Everyone knows that you need a car seat for your child, from birth until your state mandates that he or she is old enough/large enough to sit in the back seat with a seat belt. But it’s not as simple as running to your local department store, picking out a seat, and strapping it in on the day you bring your baby home.
Like having your nursery and baby supplies set up before you leave for the hospital, you will need to prepare ahead of time because car seats are definitely not a one-size-fits-all item. Infants and toddlers need a rear-facing seat. It’s recommended that until your baby is old enough to hold his or her head up, someone should ride in the backseat with the baby, to make sure his/her head does not drop forward. This includes on your first trip home from the hospital.
Car seat safety and installation are mandated by government safety standards, just like other features related to driving a car. Before you head out to your local retailer to pick up any old car seat, it’s a wise investment to do your homework. These are safety devices that offer added protection for your child, and improper installation or use can result in tragedy.
If you are not sure what to buy, BabyList offers some recommendations for infant models that may appeal to you. Be sure to check the return policy and keep the receipt, in case for any reason your car seat does not pass inspection.
That’s right! Just like you take your car in for a safety inspection, it’s advised to take your car seat in for one, too. Every Wednesday, by appointment, the Miami-Dade Police Department offers free inspections/installations, and will teach you how to properly secure your car seat and your baby.

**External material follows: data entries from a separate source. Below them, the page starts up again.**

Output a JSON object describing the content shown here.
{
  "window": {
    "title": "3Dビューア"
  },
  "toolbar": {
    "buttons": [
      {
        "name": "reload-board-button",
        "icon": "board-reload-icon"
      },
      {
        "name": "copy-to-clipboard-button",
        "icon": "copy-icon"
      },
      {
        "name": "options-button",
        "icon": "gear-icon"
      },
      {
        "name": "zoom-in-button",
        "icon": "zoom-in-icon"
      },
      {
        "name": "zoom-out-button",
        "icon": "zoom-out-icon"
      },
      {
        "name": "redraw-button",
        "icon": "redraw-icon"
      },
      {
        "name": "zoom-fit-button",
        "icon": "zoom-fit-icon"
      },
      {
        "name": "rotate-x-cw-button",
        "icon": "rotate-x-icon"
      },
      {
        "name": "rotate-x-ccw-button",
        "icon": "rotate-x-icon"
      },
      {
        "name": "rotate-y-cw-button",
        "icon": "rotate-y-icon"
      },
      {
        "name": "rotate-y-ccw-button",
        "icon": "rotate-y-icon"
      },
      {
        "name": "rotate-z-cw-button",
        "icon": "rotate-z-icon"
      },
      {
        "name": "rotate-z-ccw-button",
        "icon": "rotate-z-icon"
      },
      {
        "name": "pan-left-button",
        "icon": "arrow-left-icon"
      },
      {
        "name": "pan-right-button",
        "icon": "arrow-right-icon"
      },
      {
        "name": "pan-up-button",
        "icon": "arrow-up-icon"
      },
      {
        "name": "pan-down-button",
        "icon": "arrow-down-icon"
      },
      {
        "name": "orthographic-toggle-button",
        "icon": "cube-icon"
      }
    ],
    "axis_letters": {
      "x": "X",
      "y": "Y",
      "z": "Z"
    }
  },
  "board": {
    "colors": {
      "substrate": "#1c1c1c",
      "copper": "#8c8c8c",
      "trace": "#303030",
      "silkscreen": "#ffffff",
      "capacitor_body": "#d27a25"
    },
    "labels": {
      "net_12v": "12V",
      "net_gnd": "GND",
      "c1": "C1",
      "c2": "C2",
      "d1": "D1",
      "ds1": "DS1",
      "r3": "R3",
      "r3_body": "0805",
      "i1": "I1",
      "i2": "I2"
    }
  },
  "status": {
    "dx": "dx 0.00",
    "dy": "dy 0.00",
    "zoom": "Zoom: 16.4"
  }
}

They also offer subsidized car seats for qualifying families (based on availability). (However, they do not offer infant seats at this time.)
If you don’t have a car and rely on public transportation, a car seat will not be helpful because it cannot be safely secured. In this case, it’s advised you sit whenever possible and keep your baby strapped to you in a front-harness. If you yourself can use a seat belt on the bus, it’s encouraged that you do. Before traveling by tour/long distance bus or train, speak with the company to ask them about the safest way to travel with your infant on their carrier, as many also cannot accommodate car seats.
Practice installing and uninstalling your car seat a few times. After your initial training, go back to the Police Department training for repeated inspections to make sure you’ve got it down pat on your own.
As your child grows, they will upgrade to a front-facing seat, then to a booster seat, and finally be old enough and large enough to sit in the back seat. Each time you get a new model car seat, go back for training. If your car seat gets cracked or damaged, even slightly, bring it for inspection to make sure that none of its functionality was compromised. Each time you get a new model, take it for installation training and inspections.
Having confidence that you are correctly installing your baby’s car seat each and every time will help bring you that much closer to ensuring your child’s safety.
Please consult with your local state-licensed technician for more information and training.